#### Work to be completed
In the records below, find every line with the word "signal" and copy it.

#### Data shown
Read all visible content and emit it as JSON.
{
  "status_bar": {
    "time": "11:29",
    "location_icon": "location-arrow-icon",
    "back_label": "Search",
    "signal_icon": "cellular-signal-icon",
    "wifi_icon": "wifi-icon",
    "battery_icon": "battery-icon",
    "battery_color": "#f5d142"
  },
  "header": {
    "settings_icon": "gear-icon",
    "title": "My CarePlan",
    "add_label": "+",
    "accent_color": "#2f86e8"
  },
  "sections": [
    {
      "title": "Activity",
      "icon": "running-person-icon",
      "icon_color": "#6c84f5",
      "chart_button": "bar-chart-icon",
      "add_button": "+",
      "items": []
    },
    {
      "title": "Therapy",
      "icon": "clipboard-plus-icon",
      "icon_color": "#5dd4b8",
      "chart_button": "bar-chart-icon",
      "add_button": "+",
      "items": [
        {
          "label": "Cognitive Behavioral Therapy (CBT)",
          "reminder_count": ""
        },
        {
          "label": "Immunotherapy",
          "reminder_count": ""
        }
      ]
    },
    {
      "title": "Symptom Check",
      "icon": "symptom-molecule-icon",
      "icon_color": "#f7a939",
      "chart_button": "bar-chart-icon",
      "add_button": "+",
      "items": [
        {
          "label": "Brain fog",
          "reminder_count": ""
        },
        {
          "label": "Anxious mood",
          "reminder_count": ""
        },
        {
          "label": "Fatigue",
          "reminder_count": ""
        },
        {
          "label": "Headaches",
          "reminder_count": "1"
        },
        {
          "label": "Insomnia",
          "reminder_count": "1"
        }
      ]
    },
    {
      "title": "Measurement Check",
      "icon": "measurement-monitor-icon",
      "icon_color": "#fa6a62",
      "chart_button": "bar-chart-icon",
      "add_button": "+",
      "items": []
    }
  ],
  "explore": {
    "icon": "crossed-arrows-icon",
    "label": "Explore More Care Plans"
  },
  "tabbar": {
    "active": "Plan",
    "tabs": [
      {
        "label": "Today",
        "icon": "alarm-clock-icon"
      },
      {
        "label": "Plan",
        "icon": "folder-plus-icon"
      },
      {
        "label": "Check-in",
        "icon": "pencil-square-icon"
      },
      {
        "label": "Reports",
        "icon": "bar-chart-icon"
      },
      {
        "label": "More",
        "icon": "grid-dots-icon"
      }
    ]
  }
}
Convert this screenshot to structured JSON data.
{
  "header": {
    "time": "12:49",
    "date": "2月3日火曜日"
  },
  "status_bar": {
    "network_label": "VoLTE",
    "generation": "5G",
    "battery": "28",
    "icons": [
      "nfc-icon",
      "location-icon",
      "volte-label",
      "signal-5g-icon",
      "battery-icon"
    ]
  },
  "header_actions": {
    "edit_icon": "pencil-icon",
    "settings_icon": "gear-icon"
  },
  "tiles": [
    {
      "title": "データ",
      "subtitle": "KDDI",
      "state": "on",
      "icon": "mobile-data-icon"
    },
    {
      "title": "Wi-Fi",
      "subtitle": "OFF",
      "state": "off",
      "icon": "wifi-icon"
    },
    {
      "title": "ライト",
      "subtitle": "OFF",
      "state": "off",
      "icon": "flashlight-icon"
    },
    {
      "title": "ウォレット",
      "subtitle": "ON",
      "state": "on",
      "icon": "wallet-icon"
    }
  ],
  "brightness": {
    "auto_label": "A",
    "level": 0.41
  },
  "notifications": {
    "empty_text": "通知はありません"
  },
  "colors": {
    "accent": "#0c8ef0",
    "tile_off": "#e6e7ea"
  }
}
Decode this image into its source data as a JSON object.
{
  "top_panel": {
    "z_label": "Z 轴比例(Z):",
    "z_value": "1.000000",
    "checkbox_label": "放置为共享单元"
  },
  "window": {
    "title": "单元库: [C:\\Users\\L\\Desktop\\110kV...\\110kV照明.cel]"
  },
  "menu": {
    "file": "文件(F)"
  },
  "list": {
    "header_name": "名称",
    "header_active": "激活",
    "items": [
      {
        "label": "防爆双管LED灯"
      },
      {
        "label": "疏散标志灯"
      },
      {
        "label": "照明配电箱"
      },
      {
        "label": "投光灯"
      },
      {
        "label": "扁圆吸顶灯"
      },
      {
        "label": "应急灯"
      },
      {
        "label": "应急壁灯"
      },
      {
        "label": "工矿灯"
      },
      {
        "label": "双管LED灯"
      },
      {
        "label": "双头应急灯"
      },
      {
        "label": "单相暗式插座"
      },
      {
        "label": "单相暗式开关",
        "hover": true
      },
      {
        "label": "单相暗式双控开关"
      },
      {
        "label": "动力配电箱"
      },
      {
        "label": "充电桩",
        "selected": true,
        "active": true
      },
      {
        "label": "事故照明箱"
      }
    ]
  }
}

#### Solution for this exercise
    "signal_icon": "cellular-signal-icon",
      "signal-5g-icon",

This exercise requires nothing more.